My friend Awni, the son of late friend Nasser Qewar, forwarded to me a new book titled, "Expressed Views on Tourism”. The book is rich in information in the field of Jordanian economy, particularly on tourism. The book was presented to former minister of tourism Nayef Hamid Al Fayez who said that Awni is closely associated with tourism as he always thinks of new means to promote tourism product and present it in its finest image. The book is a collection of essays published by Qewar in a number of daily and local newspapers.

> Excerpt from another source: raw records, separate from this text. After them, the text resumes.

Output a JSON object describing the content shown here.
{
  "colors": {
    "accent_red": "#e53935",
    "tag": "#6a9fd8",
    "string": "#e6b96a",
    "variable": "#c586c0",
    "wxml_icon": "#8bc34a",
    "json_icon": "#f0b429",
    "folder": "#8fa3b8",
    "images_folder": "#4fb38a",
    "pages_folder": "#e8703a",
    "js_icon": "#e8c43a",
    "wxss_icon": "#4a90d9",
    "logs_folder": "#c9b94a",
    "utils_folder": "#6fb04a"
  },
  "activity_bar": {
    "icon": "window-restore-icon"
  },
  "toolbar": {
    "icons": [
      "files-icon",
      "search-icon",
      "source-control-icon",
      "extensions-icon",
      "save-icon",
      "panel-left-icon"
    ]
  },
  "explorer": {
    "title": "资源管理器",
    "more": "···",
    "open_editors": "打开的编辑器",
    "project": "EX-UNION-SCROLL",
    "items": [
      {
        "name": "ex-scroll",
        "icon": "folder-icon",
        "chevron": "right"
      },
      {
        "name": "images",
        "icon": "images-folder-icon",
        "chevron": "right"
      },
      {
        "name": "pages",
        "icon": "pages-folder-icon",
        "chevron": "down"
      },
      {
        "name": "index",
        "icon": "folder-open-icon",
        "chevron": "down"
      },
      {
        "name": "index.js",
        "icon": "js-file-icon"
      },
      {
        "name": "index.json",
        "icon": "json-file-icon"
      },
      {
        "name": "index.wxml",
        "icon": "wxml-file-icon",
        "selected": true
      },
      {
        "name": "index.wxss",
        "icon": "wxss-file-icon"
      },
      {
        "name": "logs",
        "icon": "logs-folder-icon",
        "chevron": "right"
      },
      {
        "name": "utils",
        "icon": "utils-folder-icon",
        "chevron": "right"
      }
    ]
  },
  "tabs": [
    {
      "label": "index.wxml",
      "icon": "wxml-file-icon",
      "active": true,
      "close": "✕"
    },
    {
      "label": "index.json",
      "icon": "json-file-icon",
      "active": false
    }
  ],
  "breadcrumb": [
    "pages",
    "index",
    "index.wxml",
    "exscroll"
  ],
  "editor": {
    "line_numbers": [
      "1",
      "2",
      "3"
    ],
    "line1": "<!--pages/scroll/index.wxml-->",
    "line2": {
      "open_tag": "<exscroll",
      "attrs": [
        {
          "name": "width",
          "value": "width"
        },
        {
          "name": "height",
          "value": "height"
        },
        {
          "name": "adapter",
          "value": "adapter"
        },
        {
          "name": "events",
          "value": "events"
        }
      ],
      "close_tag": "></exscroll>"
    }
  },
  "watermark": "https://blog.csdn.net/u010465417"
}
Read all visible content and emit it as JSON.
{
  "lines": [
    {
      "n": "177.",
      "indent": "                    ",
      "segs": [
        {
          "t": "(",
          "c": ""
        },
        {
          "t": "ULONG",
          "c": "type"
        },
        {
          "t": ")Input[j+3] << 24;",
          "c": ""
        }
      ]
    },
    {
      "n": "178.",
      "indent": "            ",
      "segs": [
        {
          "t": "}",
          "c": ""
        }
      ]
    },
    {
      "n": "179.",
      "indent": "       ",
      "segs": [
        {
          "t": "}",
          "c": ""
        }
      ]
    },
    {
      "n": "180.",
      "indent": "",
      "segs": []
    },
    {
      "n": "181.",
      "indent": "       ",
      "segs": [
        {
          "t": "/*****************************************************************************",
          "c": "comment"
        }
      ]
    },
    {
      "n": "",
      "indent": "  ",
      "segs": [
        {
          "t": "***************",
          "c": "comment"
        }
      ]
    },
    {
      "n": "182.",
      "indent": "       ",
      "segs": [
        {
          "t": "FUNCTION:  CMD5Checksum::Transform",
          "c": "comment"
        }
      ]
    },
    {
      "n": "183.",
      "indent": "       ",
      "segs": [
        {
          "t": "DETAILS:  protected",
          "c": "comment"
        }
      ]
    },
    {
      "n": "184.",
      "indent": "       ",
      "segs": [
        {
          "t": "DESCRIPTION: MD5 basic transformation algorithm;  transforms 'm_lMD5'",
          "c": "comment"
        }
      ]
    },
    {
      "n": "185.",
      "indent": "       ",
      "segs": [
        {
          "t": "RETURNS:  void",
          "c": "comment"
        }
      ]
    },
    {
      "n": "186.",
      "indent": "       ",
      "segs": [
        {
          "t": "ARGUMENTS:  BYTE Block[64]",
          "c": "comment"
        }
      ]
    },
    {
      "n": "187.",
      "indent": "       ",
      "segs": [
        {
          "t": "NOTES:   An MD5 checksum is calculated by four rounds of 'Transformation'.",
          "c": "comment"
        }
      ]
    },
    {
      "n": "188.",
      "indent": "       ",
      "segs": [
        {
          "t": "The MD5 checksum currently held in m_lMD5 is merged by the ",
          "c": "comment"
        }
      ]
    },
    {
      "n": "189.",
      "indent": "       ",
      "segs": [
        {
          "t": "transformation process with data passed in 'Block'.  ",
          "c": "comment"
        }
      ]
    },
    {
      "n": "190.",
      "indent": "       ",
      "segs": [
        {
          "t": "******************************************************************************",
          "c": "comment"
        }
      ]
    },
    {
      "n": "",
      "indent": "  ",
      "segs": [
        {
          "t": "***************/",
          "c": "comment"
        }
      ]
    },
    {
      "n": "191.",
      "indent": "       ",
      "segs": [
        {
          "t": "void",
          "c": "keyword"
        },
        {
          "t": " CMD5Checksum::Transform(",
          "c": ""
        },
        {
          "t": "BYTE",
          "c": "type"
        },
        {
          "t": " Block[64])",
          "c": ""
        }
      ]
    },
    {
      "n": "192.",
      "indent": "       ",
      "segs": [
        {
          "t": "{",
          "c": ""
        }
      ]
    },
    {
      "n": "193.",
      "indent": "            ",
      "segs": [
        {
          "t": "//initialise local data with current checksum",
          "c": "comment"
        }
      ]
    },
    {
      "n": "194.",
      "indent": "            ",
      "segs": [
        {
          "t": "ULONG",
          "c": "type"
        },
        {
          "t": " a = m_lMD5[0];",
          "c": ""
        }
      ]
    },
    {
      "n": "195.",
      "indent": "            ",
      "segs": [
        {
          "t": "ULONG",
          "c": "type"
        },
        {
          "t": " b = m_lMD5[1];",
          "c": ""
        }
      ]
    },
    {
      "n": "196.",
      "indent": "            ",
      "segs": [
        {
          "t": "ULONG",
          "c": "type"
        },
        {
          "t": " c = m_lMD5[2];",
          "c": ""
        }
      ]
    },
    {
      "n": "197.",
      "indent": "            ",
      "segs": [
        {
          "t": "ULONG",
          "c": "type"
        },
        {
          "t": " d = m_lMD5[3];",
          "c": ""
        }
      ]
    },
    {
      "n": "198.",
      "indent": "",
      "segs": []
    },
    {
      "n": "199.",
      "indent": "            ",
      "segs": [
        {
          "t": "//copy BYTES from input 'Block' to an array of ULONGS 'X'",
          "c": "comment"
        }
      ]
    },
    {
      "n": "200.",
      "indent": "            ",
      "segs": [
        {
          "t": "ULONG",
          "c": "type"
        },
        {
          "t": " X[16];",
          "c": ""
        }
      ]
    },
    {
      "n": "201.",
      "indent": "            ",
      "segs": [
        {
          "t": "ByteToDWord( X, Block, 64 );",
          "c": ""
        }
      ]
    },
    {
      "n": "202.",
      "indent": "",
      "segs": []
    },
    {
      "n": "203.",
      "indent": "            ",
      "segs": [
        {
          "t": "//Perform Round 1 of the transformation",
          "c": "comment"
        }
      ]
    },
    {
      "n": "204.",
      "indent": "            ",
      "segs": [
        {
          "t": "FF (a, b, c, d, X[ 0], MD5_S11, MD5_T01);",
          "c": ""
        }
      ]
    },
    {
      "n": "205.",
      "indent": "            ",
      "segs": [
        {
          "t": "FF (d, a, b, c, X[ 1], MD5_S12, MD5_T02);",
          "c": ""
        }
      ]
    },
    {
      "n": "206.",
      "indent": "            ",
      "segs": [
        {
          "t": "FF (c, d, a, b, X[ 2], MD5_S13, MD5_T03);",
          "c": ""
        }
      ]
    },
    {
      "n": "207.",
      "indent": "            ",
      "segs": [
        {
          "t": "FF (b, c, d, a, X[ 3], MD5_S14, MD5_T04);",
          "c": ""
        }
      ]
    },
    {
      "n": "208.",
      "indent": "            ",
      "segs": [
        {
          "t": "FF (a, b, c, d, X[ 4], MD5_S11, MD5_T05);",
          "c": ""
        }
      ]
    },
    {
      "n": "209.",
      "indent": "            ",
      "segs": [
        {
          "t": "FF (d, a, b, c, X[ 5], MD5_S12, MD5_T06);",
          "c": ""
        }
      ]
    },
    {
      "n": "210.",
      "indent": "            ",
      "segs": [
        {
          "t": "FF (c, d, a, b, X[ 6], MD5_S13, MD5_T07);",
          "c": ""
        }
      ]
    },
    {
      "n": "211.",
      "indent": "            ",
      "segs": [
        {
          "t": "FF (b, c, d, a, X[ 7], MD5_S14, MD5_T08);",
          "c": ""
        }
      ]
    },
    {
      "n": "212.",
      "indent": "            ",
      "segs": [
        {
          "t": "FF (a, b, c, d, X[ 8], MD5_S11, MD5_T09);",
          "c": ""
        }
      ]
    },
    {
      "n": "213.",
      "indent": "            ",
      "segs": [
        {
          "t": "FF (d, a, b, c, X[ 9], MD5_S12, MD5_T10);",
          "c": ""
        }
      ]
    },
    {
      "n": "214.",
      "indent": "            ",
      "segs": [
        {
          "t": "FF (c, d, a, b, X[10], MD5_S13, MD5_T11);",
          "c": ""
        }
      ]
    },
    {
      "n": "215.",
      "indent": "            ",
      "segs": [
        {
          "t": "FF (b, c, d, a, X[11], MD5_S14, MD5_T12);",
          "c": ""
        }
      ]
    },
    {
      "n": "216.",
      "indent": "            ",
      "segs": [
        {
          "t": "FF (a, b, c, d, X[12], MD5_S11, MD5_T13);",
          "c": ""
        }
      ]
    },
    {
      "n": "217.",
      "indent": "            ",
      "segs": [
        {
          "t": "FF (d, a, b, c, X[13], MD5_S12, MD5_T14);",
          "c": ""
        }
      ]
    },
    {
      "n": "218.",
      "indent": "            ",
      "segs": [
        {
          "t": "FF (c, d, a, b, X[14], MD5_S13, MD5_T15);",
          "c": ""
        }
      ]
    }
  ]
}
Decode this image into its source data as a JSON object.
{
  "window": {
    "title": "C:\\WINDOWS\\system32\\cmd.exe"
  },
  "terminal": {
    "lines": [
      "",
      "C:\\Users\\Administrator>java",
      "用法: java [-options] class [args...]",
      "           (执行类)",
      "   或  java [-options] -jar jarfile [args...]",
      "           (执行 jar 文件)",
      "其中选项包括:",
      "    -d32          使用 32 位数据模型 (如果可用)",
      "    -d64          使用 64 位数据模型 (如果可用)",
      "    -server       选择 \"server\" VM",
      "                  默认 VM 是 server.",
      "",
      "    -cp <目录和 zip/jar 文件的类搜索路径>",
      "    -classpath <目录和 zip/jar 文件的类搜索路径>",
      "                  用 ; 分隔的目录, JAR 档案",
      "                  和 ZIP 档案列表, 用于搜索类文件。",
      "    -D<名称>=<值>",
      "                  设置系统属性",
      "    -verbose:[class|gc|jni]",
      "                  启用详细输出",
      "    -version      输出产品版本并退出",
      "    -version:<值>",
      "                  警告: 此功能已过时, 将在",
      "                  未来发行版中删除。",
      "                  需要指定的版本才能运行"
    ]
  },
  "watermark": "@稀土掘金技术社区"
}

As for the Site of Prophet Elijah, two articles drew my attention, namely one on religious tourism and the other is on the visit of the Pope in 2009. The book notes that the year 2000 witnessed a great boost in tourism making the visit of Pope John Paul II, the world’s celebrations of the Jubilee 2000, and the Popes’ assertions that there are Christian pilgrimage sites in Jordan among which is the Site of Prophet Elijah. Five sites have been listed among the officially recognized pilgrimage sites namely, the Site of Prophet Elijah, the sanctuary of Our Lady of the Mountain in Anjara, the Baptism Site, Mount Nebo, and Castle of Herod the Great in Mukawir (Machaerus). Yet, our country has several sites where visiting them is considered as sacred pilgrimage like Umm al-Jimal and Umm ar-Rasas and others. What is important is to have Qewar present an invitation to care for what has taken place in the aftermath of the Pope's visit in 2009 and Pope Francis' 2014 visit. We, On the other hand, have not to be blamed for the shortcoming since the regional circumstances has steered our "tourism spring" into undesirable outcomes.
What is important, in the first place, is that Qewar does call, as we do, to have permanent contacts with the various sectors that are concerned in touristic-religious issues, rather than merely the official ones. Furthermore, it is also important to draft a clear tourism strategy and abstain from relying on sudden initiatives that crop up.
May the Almighty God direct us into the right path.